From opium in poppies, to quinine derived from the cinchona tree, to digoxin from foxgloves, there are many gems unearthed from the past that have true testable medical benefits.
In fact, there is now a whole branch of science dedicated to the study of traditional medicine, ethnopharmacology.
But it is not as simple as isolating the
active ingredient from a plant.
Apart from the fact lots of these plants in their raw form are poisonous, making useful drugs for a population requires planning and sufficient raw material.
“We have to develop drug strategies, and considerations of treating large numbers of people have to be taken into account,” Michael Heinrich, professor of pharmacognosy (medicinal plant research) at UCL, says.
The white sap from this common weed, also known as petty spurge, was described by Nicolas Culpeper’s Complete Herbalist (1826) as “a good treatment for warts”.
Don’t try this at home, however, as its also an irritant.
Milkweed made its way from its native Europe to Australia, where biochemist Dr Jim Aylward had it in his garden.
“My mum grew it for 20 years and swore by it,” he says.
“She always told me to put it on my skin to help sunspots.”
In 1997, Dr Aylward isolated its active ingredient, ingenol mebutate, which he discovered was toxic to rapidly replicating human tissue.
Galantamine, derived from snowdrops and now used to treat Alzheimer’s disease, was first investigated by the Soviet Union, – but folk law tells of Bulgarians rubbing the flowers on their forehead to cure headaches.

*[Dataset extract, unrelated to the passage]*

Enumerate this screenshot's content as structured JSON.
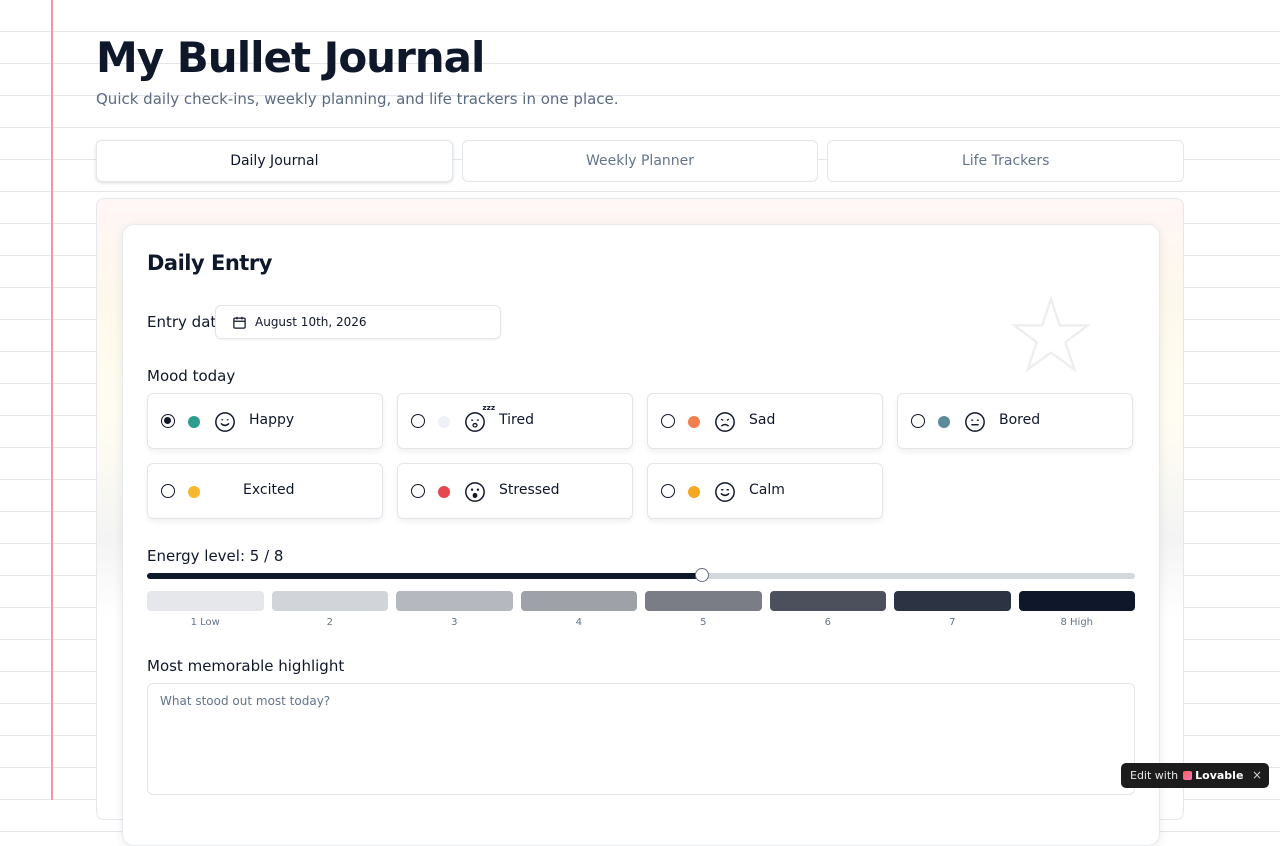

Prof Heinrich says: “They were almost certainly used in traditional medicine before the Soviet’s started investigating in the 50s.
“Why would you go into your garden and investigate your snowdrops?
“There must have been a reason for them to look at snowdrops in the first place”
‘Cow’s Stomach Juice’
A recipe for “eye salve” from 1,000-year-old Anglo-Saxon medical textbook Bald’s Leechbook states onion, garlic, wine and cow’s bile should be crushed together and left in a bronze vessel for nine days and nights.
Now, tests have shown the eye salve kills MRSA in the lab faster than the best antibiotic.
“Anglo-Saxon remedies don’t have the best reputation, but the idea that Anglo-Saxon medicine is superstition has clouded our judgment,” says Dr Christina Lee, associate professor in Viking studies at Nottingham University, who translated the recipe.
“We need to get rid of the whiff of homeopathy and give old remedies the credit they deserve.”